Nasacre - along with the Association of Religious Education Inspectors, Advisers and Consultants (Areiac) - have published a paper telling members across the country that they can ignore the previous guidance, so-called Circular 1/94.
It says that schools need to make "an imaginative interpretation" of the rules governing collective worship, which no longer need to focus on Jesus. It argues that this could amount to schools doing little more than talking about Christian values such as "love thy neighbour".
But the move has generated a hostile reaction in some quarters. Andy Yarrow, head of Chelsea Academy, a joint Church of England and local authority school, said that it was impossible to separate Jesus from Christianity, and that schools should not shy away from mentioning Christ.
"You can't separate Christianity from Christ. It's like saying 'I'm a Darwinist but I'm not going to talk about Darwin'," said Mr Yarrow. "Without Christ, Christianity loses its distinctiveness."
He said that many other religions recognised Christ as an important figure and that knowledge of the Bible was vital for understanding modern society. "We don't shy away from Christ, but it's important that it's not done in a way that's putting undue pressure on pupils," he said.
A spokeswoman for the Church of England said that the previous guidance had been "effectively interpreted by church and community schools for pupils of all faiths and none". "Given that the central figure in Christian belief and practice is Jesus Christ we would expect all schools to include in their collective worship programme stories of his life and work and impact," she added.
Rabbi Dr Jonathan Romain, chair of the Accord Coalition, which campaigns for the reform of current collective worship laws in schools, said that dispensing with Circular 1/94 was an "important moment" but urged the government to go further.

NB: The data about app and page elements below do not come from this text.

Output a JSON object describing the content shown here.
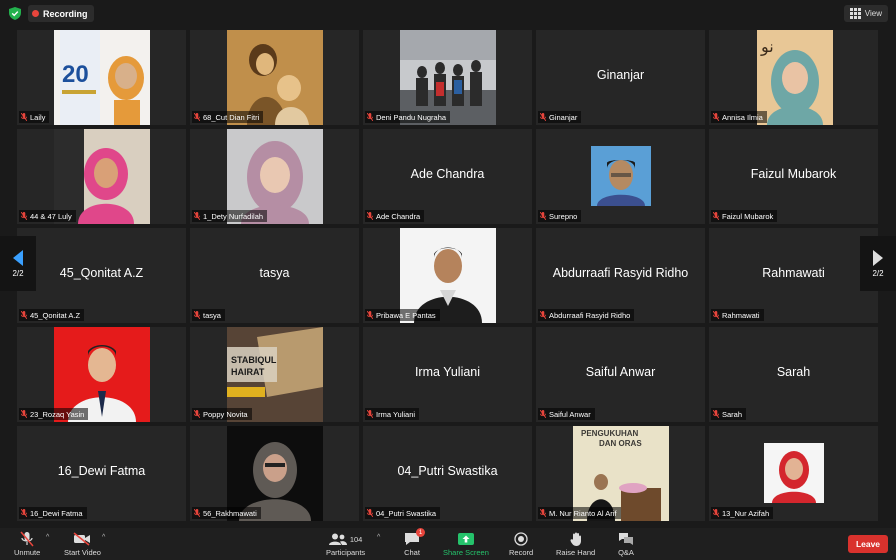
{
  "topbar": {
    "recording_label": "Recording",
    "view_label": "View"
  },
  "pager": {
    "left_label": "2/2",
    "right_label": "2/2"
  },
  "participants": [
    {
      "name": "Laily",
      "display": "",
      "photo": "laily"
    },
    {
      "name": "68_Cut Dian Fitri",
      "display": "",
      "photo": "sepia"
    },
    {
      "name": "Deni Pandu Nugraha",
      "display": "",
      "photo": "group"
    },
    {
      "name": "Ginanjar",
      "display": "Ginanjar",
      "photo": ""
    },
    {
      "name": "Annisa Ilmia",
      "display": "",
      "photo": "annisa"
    },
    {
      "name": "44 & 47 Luly",
      "display": "",
      "photo": "luly"
    },
    {
      "name": "1_Dety Nurfadilah",
      "display": "",
      "photo": "dety"
    },
    {
      "name": "Ade Chandra",
      "display": "Ade Chandra",
      "photo": ""
    },
    {
      "name": "Surepno",
      "display": "",
      "photo": "surepno"
    },
    {
      "name": "Faizul Mubarok",
      "display": "Faizul Mubarok",
      "photo": ""
    },
    {
      "name": "45_Qonitat A.Z",
      "display": "45_Qonitat A.Z",
      "photo": ""
    },
    {
      "name": "tasya",
      "display": "tasya",
      "photo": ""
    },
    {
      "name": "Pribawa E Pantas",
      "display": "",
      "photo": "pribawa"
    },
    {
      "name": "Abdurraafi Rasyid Ridho",
      "display": "Abdurraafi Rasyid Ridho",
      "photo": ""
    },
    {
      "name": "Rahmawati",
      "display": "Rahmawati",
      "photo": ""
    },
    {
      "name": "23_Rozaq Yasin",
      "display": "",
      "photo": "rozaq"
    },
    {
      "name": "Poppy Novita",
      "display": "",
      "photo": "poppy"
    },
    {
      "name": "Irma Yuliani",
      "display": "Irma Yuliani",
      "photo": ""
    },
    {
      "name": "Saiful Anwar",
      "display": "Saiful Anwar",
      "photo": ""
    },
    {
      "name": "Sarah",
      "display": "Sarah",
      "photo": ""
    },
    {
      "name": "16_Dewi Fatma",
      "display": "16_Dewi Fatma",
      "photo": ""
    },
    {
      "name": "56_Rakhmawati",
      "display": "",
      "photo": "rakhmawati"
    },
    {
      "name": "04_Putri Swastika",
      "display": "04_Putri Swastika",
      "photo": ""
    },
    {
      "name": "M. Nur Rianto Al Arif",
      "display": "",
      "photo": "rianto"
    },
    {
      "name": "13_Nur Azifah",
      "display": "",
      "photo": "azifah"
    }
  ],
  "toolbar": {
    "unmute_label": "Unmute",
    "start_video_label": "Start Video",
    "participants_label": "Participants",
    "participants_count": "104",
    "chat_label": "Chat",
    "chat_badge": "1",
    "share_label": "Share Screen",
    "record_label": "Record",
    "raise_hand_label": "Raise Hand",
    "qa_label": "Q&A",
    "leave_label": "Leave"
  },
  "colors": {
    "accent_green": "#25c26b",
    "leave_red": "#d9322d",
    "recording_red": "#e8453c",
    "tile_bg": "#262626"
  }
}
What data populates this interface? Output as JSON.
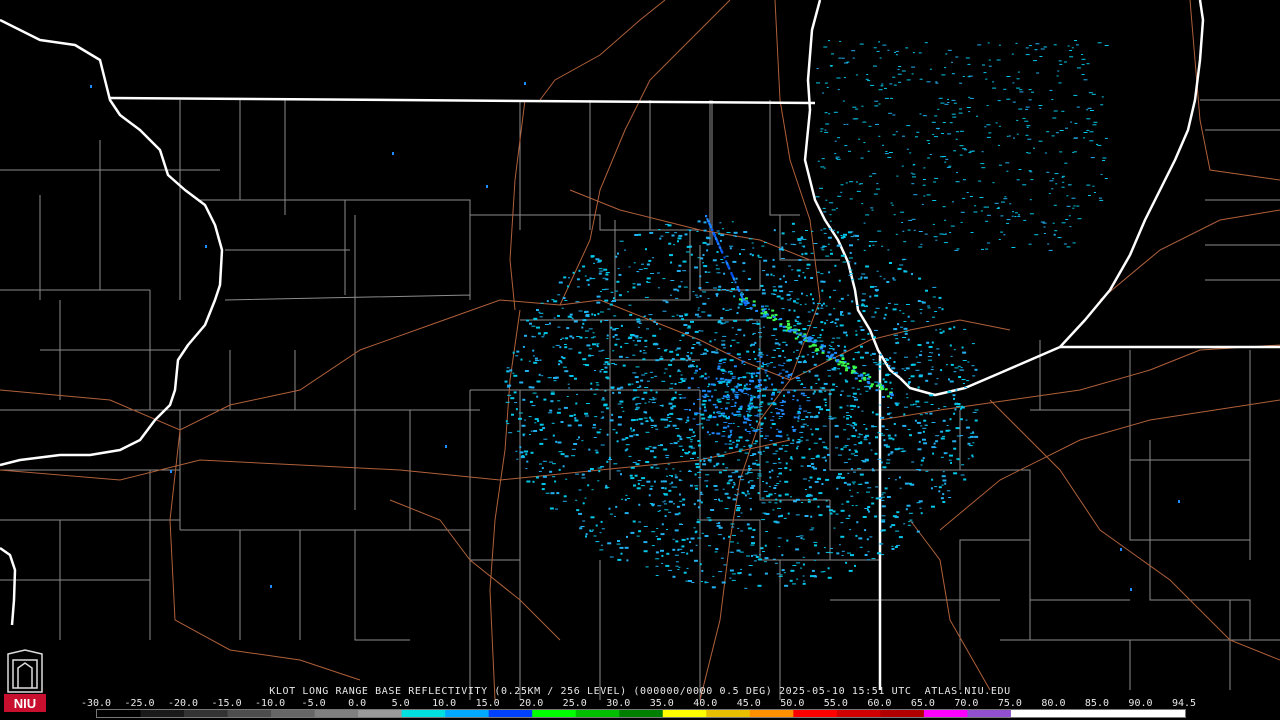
{
  "product": {
    "title": "KLOT LONG RANGE BASE REFLECTIVITY (0.25KM / 256 LEVEL) (000000/0000 0.5 DEG) 2025-05-10 15:51 UTC  ATLAS.NIU.EDU"
  },
  "colorbar": {
    "labels": [
      "-30.0",
      "-25.0",
      "-20.0",
      "-15.0",
      "-10.0",
      "-5.0",
      "0.0",
      "5.0",
      "10.0",
      "15.0",
      "20.0",
      "25.0",
      "30.0",
      "35.0",
      "40.0",
      "45.0",
      "50.0",
      "55.0",
      "60.0",
      "65.0",
      "70.0",
      "75.0",
      "80.0",
      "85.0",
      "90.0",
      "94.5"
    ],
    "colors": [
      "#000000",
      "#1a1a1a",
      "#333333",
      "#4d4d4d",
      "#666666",
      "#808080",
      "#9a9a9a",
      "#00e0e0",
      "#00a8ff",
      "#0040ff",
      "#00ff00",
      "#00c000",
      "#008000",
      "#ffff00",
      "#e8c000",
      "#ff9000",
      "#ff0000",
      "#d00000",
      "#b00000",
      "#ff00ff",
      "#9050d0",
      "#ffffff",
      "#ffffff",
      "#ffffff",
      "#ffffff"
    ]
  },
  "logo": {
    "text": "NIU",
    "color": "#c8102e"
  },
  "map": {
    "state_border_color": "#ffffff",
    "county_line_color": "#8c8c8c",
    "road_color": "#b0603a",
    "echo_colors": [
      "#00c8e8",
      "#1e8cff",
      "#22b0f0",
      "#3cff50",
      "#0050ff"
    ]
  }
}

"The continuing legal requirement that schools provide daily worship... still prevents schools from providing an inspiring programme of assemblies that are truly respectful and genuinely inclusive of all staff and children," he said.